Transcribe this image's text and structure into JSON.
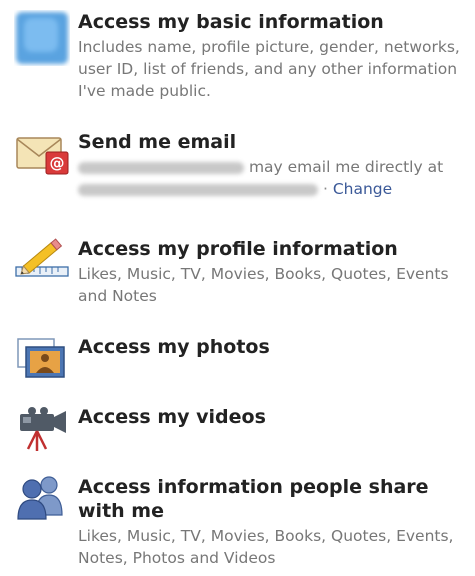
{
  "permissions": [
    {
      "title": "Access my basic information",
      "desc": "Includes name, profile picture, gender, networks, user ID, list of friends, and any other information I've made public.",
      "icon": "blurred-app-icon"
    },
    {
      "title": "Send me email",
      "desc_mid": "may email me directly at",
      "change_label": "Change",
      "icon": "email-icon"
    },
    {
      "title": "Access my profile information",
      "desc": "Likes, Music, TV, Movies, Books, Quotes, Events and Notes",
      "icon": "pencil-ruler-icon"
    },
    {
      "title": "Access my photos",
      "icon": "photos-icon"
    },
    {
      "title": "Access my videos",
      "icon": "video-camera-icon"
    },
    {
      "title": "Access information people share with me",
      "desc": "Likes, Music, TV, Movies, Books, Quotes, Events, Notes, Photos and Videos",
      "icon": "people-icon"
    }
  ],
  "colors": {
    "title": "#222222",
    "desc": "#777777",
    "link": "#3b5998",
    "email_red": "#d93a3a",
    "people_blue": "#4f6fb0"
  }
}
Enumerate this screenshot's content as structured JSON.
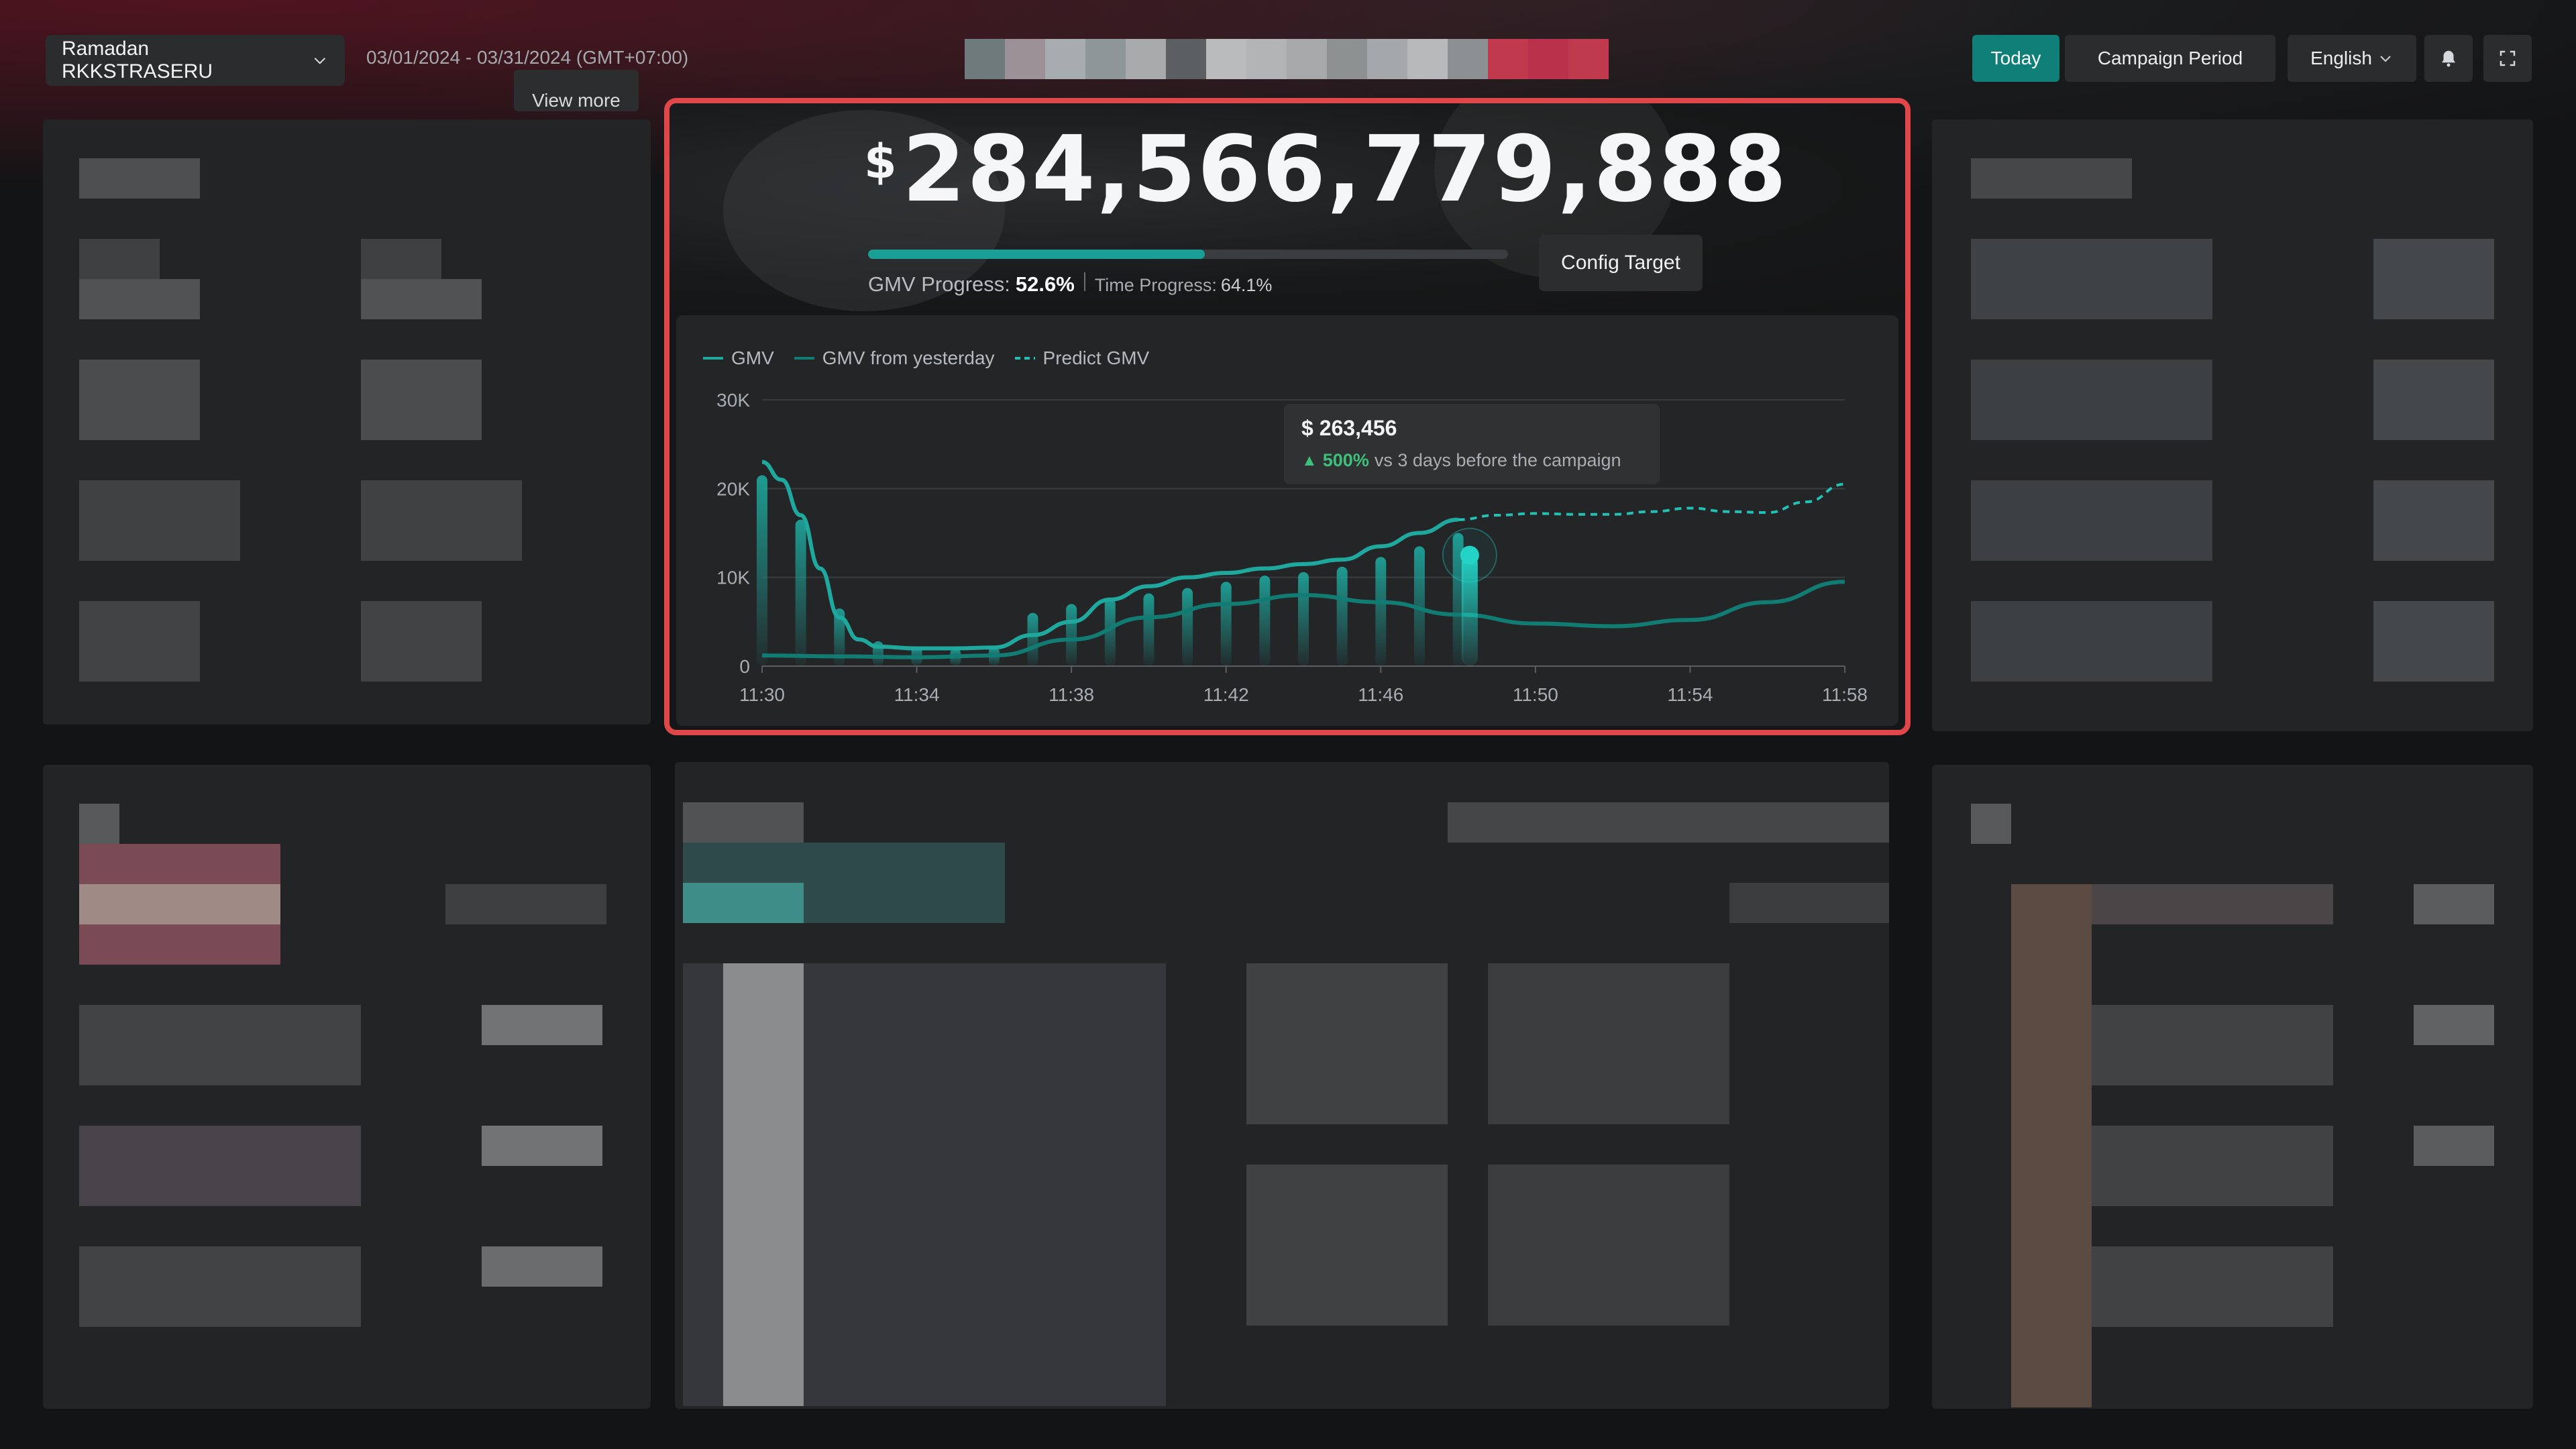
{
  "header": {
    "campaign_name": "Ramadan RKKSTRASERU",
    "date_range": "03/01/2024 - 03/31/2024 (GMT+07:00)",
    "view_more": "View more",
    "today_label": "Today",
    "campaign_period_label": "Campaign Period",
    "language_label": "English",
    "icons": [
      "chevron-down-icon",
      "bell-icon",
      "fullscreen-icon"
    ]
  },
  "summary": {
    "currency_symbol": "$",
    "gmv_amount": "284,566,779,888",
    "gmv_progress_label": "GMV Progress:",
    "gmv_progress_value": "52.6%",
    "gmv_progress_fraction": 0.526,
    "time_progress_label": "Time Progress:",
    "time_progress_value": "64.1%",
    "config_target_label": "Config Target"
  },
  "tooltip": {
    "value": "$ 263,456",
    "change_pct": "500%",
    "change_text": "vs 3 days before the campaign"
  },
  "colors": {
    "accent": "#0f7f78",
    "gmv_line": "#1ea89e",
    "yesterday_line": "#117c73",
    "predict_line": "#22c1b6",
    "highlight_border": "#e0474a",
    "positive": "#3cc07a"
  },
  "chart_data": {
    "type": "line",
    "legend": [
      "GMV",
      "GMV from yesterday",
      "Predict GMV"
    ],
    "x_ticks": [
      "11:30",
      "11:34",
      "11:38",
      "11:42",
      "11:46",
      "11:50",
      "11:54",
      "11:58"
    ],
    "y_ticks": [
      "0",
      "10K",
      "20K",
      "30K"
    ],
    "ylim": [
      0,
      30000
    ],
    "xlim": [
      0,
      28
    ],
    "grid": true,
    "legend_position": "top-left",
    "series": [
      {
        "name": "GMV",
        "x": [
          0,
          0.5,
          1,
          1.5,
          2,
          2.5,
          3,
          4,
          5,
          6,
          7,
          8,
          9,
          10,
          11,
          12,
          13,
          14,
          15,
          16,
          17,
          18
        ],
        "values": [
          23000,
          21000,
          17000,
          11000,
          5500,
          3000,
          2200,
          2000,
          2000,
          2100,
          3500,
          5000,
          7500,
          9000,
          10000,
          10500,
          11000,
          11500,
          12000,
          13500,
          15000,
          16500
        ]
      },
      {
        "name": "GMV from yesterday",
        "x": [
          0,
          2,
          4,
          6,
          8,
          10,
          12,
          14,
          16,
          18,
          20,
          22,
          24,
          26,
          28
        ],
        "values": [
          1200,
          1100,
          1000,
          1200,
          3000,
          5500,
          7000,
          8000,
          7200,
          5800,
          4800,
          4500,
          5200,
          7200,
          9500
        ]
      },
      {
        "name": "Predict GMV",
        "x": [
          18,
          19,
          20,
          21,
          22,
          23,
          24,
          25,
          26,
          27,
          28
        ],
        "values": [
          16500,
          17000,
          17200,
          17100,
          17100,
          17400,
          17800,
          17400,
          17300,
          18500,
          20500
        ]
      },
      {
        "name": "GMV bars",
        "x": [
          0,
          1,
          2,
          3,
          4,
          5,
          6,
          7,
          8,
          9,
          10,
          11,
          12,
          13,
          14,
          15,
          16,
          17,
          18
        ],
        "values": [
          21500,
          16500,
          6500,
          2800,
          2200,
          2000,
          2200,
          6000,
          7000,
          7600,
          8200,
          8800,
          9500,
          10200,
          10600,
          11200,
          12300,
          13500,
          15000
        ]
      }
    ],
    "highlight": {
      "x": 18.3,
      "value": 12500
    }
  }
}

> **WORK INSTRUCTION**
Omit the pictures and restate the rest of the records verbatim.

> **WRITTEN SOLUTION**
Transcribe this image's text and structure into JSON.
{
  "permissions": [
    {
      "title": "Access my basic information",
      "desc": "Includes name, profile picture, gender, networks, user ID, list of friends, and any other information I've made public.",
      "icon": "blurred-app-icon"
    },
    {
      "title": "Send me email",
      "desc_mid": "may email me directly at",
      "change_label": "Change",
      "icon": "email-icon"
    },
    {
      "title": "Access my profile information",
      "desc": "Likes, Music, TV, Movies, Books, Quotes, Events and Notes",
      "icon": "pencil-ruler-icon"
    },
    {
      "title": "Access my photos",
      "icon": "photos-icon"
    },
    {
      "title": "Access my videos",
      "icon": "video-camera-icon"
    },
    {
      "title": "Access information people share with me",
      "desc": "Likes, Music, TV, Movies, Books, Quotes, Events, Notes, Photos and Videos",
      "icon": "people-icon"
    }
  ],
  "colors": {
    "title": "#222222",
    "desc": "#777777",
    "link": "#3b5998",
    "email_red": "#d93a3a",
    "people_blue": "#4f6fb0"
  }
}
Enumerate this screenshot's content as structured JSON.
{
  "header": {
    "campaign_name": "Ramadan RKKSTRASERU",
    "date_range": "03/01/2024 - 03/31/2024 (GMT+07:00)",
    "view_more": "View more",
    "today_label": "Today",
    "campaign_period_label": "Campaign Period",
    "language_label": "English",
    "icons": [
      "chevron-down-icon",
      "bell-icon",
      "fullscreen-icon"
    ]
  },
  "summary": {
    "currency_symbol": "$",
    "gmv_amount": "284,566,779,888",
    "gmv_progress_label": "GMV Progress:",
    "gmv_progress_value": "52.6%",
    "gmv_progress_fraction": 0.526,
    "time_progress_label": "Time Progress:",
    "time_progress_value": "64.1%",
    "config_target_label": "Config Target"
  },
  "tooltip": {
    "value": "$ 263,456",
    "change_pct": "500%",
    "change_text": "vs 3 days before the campaign"
  },
  "colors": {
    "accent": "#0f7f78",
    "gmv_line": "#1ea89e",
    "yesterday_line": "#117c73",
    "predict_line": "#22c1b6",
    "highlight_border": "#e0474a",
    "positive": "#3cc07a"
  },
  "chart_data": {
    "type": "line",
    "legend": [
      "GMV",
      "GMV from yesterday",
      "Predict GMV"
    ],
    "x_ticks": [
      "11:30",
      "11:34",
      "11:38",
      "11:42",
      "11:46",
      "11:50",
      "11:54",
      "11:58"
    ],
    "y_ticks": [
      "0",
      "10K",
      "20K",
      "30K"
    ],
    "ylim": [
      0,
      30000
    ],
    "xlim": [
      0,
      28
    ],
    "grid": true,
    "legend_position": "top-left",
    "series": [
      {
        "name": "GMV",
        "x": [
          0,
          0.5,
          1,
          1.5,
          2,
          2.5,
          3,
          4,
          5,
          6,
          7,
          8,
          9,
          10,
          11,
          12,
          13,
          14,
          15,
          16,
          17,
          18
        ],
        "values": [
          23000,
          21000,
          17000,
          11000,
          5500,
          3000,
          2200,
          2000,
          2000,
          2100,
          3500,
          5000,
          7500,
          9000,
          10000,
          10500,
          11000,
          11500,
          12000,
          13500,
          15000,
          16500
        ]
      },
      {
        "name": "GMV from yesterday",
        "x": [
          0,
          2,
          4,
          6,
          8,
          10,
          12,
          14,
          16,
          18,
          20,
          22,
          24,
          26,
          28
        ],
        "values": [
          1200,
          1100,
          1000,
          1200,
          3000,
          5500,
          7000,
          8000,
          7200,
          5800,
          4800,
          4500,
          5200,
          7200,
          9500
        ]
      },
      {
        "name": "Predict GMV",
        "x": [
          18,
          19,
          20,
          21,
          22,
          23,
          24,
          25,
          26,
          27,
          28
        ],
        "values": [
          16500,
          17000,
          17200,
          17100,
          17100,
          17400,
          17800,
          17400,
          17300,
          18500,
          20500
        ]
      },
      {
        "name": "GMV bars",
        "x": [
          0,
          1,
          2,
          3,
          4,
          5,
          6,
          7,
          8,
          9,
          10,
          11,
          12,
          13,
          14,
          15,
          16,
          17,
          18
        ],
        "values": [
          21500,
          16500,
          6500,
          2800,
          2200,
          2000,
          2200,
          6000,
          7000,
          7600,
          8200,
          8800,
          9500,
          10200,
          10600,
          11200,
          12300,
          13500,
          15000
        ]
      }
    ],
    "highlight": {
      "x": 18.3,
      "value": 12500
    }
  }
}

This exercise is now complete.